IAQA Membership provides continuing education and certification in best practices as well as peace of mind for consumers when choosing Air Quality professionals like those on our team at AirTek.
They also provide informative videos like this one, about the importance of using home inspectors certified by the IAQA to make sure that your new home is healthy and properly maintained before closing:
At AirTek, we take professional development very seriously and our highly trained team is always ready to provide the services you need. Contact AirTek for commercial and residential duct cleaning, kitchen exhaust hood cleaning, dryer vent cleaning and power washing services anywhere in California. Use us when you need to clean, maintain or decontaminate your HVAC systems and ensure that your home or facility is healthy and safe.
I learned a new word this week. You might have heard about worries that cell phones cause brain cancer or magnetic fields being dangerous, but with the proliferation of electronic devices, maybe we are putting more in the air than just particles and volatile organic compounds.
I’m thinking about all the electronics in my house and how many of them are on right now. The phone, the TV, the videogame console, the laptop, my daughter’s laptop, my husbands laptop, the router that makes it all possible. It’s summer vacation and the middle of the telecommuting workday.
But is all that healthy for my family?
Electrosmog is electromagnetic radiation emitted by wireless technology and electricity. The most common sources of wireless electrosmog are:
Cell phone towers and transmitters
Exposure to Electrosmog can lead to health problems and electrosensitivity or electrohypersensitivity, which can cause symptoms such as:
Behavioral problems in kids
Blood pressure fluctuations
As with most pollutants, children, seniors and the immune-compromised are most at risk from developing these problems due to electrosmog.
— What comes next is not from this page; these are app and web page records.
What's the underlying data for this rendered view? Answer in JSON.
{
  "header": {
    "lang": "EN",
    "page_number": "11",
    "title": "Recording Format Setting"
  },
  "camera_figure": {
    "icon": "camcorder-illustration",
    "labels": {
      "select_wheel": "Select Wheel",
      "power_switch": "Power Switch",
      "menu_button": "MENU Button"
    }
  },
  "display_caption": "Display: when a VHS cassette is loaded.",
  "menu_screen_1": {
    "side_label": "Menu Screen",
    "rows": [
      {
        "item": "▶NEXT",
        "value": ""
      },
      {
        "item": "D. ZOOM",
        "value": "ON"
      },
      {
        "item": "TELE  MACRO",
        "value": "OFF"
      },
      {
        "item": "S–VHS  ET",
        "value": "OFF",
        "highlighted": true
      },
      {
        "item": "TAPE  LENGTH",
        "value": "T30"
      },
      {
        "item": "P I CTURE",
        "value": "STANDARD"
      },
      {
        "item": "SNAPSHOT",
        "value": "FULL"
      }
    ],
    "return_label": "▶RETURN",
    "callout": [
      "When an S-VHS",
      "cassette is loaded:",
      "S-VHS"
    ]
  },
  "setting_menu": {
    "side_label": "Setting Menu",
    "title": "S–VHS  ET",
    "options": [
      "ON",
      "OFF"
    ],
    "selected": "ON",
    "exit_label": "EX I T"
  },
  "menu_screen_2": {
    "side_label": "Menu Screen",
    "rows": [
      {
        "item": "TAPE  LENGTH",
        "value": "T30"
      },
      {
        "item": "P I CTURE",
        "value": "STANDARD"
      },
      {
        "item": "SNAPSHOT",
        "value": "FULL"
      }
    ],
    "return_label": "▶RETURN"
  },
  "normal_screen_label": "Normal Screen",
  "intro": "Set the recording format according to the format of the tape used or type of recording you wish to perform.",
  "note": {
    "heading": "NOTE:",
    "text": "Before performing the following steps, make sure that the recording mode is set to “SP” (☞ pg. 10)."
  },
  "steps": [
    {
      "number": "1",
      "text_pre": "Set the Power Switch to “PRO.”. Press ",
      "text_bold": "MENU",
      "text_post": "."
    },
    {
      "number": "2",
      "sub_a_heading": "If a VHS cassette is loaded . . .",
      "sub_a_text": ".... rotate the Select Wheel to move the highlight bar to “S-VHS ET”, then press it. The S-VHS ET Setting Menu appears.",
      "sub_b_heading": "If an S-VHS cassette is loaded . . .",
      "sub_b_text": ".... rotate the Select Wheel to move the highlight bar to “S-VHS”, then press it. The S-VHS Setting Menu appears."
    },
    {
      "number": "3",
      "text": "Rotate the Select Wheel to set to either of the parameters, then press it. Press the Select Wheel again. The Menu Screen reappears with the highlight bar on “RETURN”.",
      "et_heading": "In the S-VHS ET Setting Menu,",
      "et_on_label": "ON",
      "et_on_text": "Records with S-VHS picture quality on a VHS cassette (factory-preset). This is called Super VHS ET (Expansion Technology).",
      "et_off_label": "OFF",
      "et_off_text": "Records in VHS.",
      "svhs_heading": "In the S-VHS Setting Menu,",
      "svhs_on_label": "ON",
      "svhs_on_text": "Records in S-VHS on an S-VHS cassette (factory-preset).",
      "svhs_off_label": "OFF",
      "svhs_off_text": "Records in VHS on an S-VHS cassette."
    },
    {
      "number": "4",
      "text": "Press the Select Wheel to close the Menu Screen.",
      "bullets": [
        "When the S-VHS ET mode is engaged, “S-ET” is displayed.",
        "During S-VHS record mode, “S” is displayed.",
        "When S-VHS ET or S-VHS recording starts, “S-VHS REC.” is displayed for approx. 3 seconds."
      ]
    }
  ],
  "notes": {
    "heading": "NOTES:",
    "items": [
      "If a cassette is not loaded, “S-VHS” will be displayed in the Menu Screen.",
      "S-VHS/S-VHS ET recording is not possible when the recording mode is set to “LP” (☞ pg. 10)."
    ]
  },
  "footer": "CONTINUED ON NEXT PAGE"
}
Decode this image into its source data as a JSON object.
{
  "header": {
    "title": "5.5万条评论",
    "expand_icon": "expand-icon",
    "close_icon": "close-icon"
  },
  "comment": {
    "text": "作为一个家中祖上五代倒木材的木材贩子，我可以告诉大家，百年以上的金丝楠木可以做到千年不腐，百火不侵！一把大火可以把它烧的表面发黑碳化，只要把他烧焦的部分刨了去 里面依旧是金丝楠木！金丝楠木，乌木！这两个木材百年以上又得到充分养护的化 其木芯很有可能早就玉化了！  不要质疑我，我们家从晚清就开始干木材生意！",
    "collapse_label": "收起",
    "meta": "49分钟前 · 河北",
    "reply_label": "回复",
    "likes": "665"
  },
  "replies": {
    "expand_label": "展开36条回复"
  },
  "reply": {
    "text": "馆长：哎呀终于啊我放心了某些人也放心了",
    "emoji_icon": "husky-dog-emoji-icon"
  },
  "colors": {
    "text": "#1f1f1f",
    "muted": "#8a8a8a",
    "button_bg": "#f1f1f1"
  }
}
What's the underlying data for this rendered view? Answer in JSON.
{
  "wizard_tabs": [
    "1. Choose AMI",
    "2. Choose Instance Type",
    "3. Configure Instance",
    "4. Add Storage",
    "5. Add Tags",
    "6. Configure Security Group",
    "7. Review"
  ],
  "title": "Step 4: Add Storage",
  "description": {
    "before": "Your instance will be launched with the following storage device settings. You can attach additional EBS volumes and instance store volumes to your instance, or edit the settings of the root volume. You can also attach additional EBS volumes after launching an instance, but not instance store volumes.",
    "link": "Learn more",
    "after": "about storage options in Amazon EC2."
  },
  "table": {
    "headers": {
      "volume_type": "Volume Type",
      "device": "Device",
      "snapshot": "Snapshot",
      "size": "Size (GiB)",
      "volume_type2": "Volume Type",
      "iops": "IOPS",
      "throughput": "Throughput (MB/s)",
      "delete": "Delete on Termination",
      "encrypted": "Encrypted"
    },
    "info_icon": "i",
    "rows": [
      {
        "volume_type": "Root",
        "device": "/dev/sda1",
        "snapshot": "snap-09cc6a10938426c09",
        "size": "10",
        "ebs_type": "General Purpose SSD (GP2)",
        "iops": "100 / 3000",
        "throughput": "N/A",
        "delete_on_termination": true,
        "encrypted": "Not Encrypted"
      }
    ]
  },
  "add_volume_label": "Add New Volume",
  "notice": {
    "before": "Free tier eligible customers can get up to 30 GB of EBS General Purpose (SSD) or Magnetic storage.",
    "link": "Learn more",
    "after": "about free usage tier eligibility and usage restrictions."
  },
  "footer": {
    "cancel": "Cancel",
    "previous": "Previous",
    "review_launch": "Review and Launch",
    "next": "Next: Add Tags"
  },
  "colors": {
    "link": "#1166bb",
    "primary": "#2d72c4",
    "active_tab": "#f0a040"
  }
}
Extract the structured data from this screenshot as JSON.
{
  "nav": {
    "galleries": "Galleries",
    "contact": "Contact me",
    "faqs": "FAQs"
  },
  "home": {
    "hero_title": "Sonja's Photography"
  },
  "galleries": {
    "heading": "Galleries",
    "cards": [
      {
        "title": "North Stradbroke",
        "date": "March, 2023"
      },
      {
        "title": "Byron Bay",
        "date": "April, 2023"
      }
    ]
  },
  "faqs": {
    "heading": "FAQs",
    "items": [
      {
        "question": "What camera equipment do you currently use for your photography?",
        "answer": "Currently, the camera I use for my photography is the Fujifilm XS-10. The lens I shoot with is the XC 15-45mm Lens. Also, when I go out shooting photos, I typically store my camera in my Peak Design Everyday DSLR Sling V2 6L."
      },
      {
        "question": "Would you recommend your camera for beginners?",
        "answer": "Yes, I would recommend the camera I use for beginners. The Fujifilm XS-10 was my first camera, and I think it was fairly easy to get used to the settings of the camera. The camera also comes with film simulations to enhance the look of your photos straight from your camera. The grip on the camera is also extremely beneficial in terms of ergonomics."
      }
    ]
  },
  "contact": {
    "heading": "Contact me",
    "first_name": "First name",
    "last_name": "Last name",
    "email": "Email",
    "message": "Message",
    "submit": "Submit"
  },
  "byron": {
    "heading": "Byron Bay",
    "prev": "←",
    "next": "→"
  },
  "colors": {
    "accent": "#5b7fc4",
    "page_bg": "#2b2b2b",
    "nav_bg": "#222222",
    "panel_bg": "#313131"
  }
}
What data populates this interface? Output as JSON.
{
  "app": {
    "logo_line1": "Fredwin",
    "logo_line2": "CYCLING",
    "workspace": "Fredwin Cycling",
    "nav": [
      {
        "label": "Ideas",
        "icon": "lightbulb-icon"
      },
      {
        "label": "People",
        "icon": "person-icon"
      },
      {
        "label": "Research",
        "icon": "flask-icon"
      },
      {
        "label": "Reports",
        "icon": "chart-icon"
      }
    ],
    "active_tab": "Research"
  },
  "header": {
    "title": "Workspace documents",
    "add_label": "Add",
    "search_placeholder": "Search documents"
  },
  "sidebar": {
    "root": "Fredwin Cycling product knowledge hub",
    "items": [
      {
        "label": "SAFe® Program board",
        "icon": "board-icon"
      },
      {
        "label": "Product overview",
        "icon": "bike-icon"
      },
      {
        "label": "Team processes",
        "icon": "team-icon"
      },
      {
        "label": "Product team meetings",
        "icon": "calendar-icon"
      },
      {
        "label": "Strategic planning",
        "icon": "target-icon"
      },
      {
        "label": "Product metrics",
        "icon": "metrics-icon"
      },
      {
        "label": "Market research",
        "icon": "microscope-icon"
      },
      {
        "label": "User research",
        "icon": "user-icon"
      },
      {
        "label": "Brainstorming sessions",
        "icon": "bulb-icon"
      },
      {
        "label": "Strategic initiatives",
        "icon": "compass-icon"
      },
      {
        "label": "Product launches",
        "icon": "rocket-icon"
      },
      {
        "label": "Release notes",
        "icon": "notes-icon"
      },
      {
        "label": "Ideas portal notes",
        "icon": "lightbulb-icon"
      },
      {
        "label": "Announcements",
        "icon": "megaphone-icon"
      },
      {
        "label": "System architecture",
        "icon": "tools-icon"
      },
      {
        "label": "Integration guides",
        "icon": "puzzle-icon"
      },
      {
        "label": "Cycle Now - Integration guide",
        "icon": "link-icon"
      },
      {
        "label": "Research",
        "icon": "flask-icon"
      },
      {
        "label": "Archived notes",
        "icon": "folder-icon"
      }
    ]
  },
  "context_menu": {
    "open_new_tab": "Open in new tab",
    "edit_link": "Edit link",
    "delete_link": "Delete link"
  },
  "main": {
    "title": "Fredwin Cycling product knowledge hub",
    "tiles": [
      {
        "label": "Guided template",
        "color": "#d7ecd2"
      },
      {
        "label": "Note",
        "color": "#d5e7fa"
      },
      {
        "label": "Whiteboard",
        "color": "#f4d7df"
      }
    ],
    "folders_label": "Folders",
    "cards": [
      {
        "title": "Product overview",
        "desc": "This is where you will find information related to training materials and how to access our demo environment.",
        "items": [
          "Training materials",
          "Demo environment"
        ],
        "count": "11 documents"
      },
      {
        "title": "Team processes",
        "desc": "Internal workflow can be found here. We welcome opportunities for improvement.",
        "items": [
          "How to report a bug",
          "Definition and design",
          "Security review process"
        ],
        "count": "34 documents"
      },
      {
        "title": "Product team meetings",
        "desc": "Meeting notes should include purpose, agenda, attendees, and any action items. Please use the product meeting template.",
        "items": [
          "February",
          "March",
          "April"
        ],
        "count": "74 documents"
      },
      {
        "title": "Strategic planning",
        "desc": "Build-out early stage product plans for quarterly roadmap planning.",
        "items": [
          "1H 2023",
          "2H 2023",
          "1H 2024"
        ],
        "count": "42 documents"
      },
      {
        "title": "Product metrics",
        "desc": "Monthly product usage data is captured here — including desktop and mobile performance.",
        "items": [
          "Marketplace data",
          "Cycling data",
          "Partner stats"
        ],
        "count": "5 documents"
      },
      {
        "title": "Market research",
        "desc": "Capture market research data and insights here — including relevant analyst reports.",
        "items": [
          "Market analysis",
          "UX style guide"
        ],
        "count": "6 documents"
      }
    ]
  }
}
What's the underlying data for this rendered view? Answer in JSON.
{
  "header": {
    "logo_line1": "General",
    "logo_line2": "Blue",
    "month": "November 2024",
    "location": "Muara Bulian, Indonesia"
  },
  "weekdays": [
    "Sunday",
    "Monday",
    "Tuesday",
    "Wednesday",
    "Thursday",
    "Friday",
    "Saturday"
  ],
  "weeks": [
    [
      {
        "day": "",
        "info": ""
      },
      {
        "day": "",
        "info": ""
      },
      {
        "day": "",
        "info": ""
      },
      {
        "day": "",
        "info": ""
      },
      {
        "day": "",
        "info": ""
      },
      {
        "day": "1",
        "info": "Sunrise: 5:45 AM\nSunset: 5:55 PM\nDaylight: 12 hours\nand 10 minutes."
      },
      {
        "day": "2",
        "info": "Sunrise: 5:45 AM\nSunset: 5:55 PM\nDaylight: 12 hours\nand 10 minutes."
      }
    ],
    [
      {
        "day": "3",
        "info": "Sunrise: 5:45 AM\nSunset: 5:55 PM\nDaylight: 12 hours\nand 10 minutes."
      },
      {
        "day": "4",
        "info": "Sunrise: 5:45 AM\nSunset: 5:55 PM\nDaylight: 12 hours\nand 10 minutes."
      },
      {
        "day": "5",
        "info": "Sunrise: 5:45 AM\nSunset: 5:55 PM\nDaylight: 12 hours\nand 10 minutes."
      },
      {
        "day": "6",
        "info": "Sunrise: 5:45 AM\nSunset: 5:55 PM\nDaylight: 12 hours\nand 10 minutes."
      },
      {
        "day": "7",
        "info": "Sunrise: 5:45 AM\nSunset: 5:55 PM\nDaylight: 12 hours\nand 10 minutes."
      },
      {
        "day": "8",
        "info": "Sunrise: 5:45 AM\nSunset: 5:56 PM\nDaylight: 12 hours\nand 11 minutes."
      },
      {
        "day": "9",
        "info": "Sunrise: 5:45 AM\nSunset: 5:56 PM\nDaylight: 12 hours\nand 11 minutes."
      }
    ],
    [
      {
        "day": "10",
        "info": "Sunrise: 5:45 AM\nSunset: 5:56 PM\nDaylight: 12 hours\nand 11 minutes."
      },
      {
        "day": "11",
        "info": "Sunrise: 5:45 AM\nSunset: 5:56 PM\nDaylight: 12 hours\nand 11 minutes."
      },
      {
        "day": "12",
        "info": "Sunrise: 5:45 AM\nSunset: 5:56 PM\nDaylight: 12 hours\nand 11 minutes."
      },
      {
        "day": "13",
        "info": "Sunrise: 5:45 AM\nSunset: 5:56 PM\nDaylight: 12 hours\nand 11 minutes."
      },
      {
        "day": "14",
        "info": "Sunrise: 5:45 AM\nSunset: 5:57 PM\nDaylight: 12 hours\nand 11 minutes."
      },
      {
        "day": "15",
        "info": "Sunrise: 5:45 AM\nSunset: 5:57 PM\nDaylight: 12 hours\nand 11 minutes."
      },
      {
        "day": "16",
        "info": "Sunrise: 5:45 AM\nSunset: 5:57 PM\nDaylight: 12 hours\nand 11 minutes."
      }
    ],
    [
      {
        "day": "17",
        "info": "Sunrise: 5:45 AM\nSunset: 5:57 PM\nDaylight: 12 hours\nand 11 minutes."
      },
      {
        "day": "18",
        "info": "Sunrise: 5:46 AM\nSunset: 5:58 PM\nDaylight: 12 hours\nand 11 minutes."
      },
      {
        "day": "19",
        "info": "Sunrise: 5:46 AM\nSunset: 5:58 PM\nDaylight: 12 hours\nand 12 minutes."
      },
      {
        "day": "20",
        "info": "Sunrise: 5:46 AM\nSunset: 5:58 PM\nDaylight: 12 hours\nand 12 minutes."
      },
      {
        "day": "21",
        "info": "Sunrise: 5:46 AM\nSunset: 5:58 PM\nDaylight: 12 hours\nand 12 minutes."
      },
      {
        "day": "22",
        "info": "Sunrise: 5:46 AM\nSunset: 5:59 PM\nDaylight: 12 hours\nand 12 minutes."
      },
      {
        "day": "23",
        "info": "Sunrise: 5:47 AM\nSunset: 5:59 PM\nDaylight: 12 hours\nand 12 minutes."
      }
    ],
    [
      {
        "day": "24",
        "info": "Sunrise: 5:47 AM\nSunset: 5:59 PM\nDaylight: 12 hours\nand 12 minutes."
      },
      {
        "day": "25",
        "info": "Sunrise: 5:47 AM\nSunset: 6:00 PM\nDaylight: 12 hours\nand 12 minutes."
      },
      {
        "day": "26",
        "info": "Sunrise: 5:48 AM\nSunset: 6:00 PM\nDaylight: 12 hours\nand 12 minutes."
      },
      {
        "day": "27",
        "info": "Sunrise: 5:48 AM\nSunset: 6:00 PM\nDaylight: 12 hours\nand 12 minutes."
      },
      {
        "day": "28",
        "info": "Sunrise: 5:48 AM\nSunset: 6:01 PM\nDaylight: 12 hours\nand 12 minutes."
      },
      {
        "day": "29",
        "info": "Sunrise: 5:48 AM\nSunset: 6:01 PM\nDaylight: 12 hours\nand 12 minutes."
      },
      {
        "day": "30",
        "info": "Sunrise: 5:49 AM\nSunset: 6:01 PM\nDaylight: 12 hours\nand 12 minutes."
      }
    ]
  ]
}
In Sweden, you can even claim disability due to electrohypersensitivity.